While it's not 1989, one may be forgiven for checking the decade when Brooklyn emcee Special Ed and Bronx duo Nice & Smooth bring East Coast hip hop to S.F. this week. Both enjoyed short stints in the limelight (spawning hits like "I Got It Made" and "Sometimes I Rhyme Slow," respectively), and they're still heavily sampled and cited as influential artists. Heck, Snoop Dogg alone has been largely responsible for keeping Special Ed's name out there in the 21st century, generating interest in Ed's 2004 album Still Got It Made (on which Snoop guested). Still young at 35, don't expect Ed to come out like some old codger at this show with Nice & Smooth on Saturday, Aug. 25, at Fat City at 9 p.m. Admission is $15-20; call 861-2890 or visit www.fatcitysf.com for more info. T.P.
The resurgence of the disco edit has been quite surprising, with young 'uns perhaps spawned to the strains of the Bee Gees extending yesteryear's roller-skate jams to great effect. One of the genre's finest practitioners is Norway's Todd Terje , who appeared on the scene a few years back with a conga-heavy, falsetto-free edit of "You Should Be Dancin'." Terje has kept one foot in the past (editing Loft favorites Cloud One) and one in the present, remixing countryman Lindstrøøm. Terje's Bay Area gig is a rare treat. Check him out on Sunday, Aug. 26, at Club Hide at 8 p.m. Admission is $5 before 10 p.m./$10 after; visit www.honeysoundsystem.com for more info. Also putting in an appearance is Terje's label boss at Full Pupp, space-disco maestro Prins Thomas , who spins with Gun Club and Smash Hit Music DJs on Thursday, Aug. 30, at Temple at 10 p.m. Admission is $12 before midnight; call 520-6741 or visit www.gunclub.dj for more info.

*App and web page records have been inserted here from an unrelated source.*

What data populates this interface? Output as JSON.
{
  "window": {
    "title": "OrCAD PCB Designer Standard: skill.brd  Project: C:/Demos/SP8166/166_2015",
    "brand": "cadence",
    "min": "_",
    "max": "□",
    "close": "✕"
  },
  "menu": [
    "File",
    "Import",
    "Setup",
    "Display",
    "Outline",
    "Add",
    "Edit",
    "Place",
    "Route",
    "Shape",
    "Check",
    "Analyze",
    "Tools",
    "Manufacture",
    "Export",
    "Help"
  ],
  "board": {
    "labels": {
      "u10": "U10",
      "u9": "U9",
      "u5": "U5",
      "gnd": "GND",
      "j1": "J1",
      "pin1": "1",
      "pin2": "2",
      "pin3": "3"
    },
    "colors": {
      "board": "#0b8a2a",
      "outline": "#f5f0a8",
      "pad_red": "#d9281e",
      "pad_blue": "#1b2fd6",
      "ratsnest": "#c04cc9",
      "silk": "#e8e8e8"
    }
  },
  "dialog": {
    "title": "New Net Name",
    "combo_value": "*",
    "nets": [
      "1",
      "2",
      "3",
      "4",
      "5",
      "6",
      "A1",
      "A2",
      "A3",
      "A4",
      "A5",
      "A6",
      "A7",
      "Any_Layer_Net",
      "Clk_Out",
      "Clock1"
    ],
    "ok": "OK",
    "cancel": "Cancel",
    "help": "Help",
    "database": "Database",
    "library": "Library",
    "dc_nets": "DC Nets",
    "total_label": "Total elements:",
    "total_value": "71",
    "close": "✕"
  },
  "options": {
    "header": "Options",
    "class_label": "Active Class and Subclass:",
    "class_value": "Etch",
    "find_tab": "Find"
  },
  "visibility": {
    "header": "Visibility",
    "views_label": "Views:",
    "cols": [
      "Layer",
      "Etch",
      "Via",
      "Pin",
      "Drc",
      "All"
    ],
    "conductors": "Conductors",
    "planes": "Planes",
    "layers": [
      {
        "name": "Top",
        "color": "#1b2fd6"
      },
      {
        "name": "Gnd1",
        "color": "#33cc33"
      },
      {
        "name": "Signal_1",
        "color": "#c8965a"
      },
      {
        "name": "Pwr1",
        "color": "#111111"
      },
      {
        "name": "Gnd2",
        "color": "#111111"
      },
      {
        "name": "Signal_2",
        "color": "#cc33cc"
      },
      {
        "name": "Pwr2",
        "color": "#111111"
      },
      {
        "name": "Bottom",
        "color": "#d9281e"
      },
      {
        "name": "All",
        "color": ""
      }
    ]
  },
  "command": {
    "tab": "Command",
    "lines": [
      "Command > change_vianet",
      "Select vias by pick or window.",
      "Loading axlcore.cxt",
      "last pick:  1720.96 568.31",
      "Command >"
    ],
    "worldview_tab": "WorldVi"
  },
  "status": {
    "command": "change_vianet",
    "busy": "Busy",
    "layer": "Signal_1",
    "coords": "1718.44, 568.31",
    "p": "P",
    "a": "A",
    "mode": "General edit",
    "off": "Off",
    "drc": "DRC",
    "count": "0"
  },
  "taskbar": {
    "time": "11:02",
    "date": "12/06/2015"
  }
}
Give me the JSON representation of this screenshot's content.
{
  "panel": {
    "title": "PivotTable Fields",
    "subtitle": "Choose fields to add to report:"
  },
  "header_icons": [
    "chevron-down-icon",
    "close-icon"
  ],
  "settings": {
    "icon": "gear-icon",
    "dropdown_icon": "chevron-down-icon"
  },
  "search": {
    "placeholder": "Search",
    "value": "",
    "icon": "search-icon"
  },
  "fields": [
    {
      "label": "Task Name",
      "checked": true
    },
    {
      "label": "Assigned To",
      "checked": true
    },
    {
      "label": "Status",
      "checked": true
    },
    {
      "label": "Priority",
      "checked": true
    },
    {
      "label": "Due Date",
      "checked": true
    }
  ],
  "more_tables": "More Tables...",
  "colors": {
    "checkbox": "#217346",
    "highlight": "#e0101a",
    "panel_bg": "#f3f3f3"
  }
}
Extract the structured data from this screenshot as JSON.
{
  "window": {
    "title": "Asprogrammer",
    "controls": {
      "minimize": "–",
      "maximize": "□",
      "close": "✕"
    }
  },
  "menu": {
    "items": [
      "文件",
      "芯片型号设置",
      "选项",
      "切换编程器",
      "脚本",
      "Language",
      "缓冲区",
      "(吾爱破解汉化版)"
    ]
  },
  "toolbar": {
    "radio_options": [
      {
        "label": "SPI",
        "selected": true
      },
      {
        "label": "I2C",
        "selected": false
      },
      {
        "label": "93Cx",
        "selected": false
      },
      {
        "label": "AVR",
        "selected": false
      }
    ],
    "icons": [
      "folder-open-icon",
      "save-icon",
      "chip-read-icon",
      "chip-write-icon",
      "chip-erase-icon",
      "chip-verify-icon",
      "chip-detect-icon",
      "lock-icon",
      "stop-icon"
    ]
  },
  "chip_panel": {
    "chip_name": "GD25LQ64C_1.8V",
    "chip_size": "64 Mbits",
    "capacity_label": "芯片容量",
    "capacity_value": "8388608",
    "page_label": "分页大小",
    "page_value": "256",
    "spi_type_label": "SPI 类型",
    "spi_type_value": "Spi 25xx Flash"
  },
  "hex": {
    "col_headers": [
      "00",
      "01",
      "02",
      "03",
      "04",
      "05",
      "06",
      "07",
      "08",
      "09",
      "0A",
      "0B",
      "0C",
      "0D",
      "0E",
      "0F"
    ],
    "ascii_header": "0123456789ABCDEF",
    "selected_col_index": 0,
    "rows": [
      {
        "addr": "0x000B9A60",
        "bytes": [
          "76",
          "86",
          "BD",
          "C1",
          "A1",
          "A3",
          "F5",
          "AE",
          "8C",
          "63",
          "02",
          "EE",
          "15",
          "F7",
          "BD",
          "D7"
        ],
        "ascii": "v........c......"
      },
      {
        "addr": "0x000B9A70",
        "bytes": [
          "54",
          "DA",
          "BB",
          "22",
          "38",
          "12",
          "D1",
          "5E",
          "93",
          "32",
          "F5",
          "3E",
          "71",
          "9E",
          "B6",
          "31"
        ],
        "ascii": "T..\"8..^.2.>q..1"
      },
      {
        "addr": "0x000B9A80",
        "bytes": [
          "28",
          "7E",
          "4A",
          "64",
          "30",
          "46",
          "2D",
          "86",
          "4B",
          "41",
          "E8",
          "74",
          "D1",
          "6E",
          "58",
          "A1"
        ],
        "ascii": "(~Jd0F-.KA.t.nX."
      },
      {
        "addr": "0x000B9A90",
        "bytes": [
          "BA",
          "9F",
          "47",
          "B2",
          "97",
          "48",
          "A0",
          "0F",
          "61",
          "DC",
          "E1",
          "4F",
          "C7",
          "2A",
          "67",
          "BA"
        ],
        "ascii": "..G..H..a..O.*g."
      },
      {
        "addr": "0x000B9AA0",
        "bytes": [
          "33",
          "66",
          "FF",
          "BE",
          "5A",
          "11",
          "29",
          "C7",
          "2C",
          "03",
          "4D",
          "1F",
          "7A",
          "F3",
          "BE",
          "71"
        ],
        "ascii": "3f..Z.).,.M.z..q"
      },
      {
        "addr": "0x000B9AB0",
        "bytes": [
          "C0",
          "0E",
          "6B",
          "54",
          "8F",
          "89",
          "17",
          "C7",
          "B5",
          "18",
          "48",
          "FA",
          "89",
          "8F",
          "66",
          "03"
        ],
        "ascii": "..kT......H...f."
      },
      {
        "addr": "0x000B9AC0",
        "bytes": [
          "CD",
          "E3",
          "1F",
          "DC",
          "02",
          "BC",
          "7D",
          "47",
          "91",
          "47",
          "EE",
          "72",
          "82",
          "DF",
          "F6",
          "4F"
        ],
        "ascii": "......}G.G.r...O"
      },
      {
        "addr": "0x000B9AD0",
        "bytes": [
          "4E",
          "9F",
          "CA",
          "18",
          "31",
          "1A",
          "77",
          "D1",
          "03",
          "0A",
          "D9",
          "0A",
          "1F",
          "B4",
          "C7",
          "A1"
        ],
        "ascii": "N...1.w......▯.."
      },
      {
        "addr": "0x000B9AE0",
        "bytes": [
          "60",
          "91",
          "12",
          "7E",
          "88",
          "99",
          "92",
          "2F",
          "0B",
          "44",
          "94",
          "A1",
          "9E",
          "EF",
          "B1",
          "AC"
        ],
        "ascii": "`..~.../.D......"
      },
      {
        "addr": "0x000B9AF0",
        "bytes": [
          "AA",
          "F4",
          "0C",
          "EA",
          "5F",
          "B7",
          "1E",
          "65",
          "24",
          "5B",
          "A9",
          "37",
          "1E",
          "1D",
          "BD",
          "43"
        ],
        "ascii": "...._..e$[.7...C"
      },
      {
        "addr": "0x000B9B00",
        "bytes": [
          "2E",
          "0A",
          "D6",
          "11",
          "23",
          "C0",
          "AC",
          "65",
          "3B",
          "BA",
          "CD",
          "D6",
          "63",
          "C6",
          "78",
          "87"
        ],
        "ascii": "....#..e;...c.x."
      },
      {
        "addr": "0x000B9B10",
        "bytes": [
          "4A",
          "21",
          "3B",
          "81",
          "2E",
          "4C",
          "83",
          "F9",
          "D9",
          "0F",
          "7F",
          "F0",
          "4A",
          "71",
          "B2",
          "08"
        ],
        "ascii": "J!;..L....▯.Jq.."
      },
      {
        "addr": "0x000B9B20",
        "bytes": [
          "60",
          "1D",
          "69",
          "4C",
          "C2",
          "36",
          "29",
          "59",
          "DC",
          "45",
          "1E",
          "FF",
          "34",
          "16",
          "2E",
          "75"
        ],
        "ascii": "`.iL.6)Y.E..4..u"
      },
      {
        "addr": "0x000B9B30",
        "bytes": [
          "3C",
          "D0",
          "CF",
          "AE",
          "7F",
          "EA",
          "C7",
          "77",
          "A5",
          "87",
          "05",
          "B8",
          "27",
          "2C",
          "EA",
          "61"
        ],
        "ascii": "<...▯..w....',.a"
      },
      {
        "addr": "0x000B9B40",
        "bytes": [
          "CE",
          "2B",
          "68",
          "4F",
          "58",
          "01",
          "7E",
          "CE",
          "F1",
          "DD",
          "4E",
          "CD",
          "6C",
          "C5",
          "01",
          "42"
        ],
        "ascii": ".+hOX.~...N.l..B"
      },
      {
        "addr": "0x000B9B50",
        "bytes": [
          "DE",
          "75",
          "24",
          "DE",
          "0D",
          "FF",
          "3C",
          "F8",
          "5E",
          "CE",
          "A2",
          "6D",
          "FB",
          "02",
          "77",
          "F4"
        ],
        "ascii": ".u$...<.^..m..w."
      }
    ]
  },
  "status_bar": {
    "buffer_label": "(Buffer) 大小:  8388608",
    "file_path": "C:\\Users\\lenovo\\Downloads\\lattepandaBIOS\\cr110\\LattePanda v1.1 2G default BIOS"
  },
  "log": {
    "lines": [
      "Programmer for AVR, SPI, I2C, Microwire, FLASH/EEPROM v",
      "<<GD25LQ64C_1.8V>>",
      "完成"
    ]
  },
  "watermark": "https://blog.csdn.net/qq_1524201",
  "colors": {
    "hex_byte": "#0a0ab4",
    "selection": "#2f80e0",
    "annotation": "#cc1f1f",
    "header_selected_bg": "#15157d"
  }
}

Andy Beta
The Brand New Heavies had a string of moderate hits in the early '90s with songs like "Never Stop" and "Stay This Way." Their unique blend of acid jazz and British soul-hop influenced the neo-soul movement in America shortly afterward. But when singer N'Dea Davenport left the group, most of its backbone and commercial appeal left as well. Since Davenport rejoined in late 2005, the Heavies have been on a tear, toying with a new sound, and touring behind the widely praised Get Used to It album they dropped last October. Here the band sounds more mature and less like the U.K.'s answer to A Tribe Called Quest. They've become the accomplished soul-acid-groove act that they've been growing into since the late '80s. The Brand New Heavies open for Macy Gray on Saturday, Aug. 25, at the Fillmore at 9 p.m. Admission is $50; call 346-6000 or visit www.thefillmore.com for more info. Jonathan Cunningham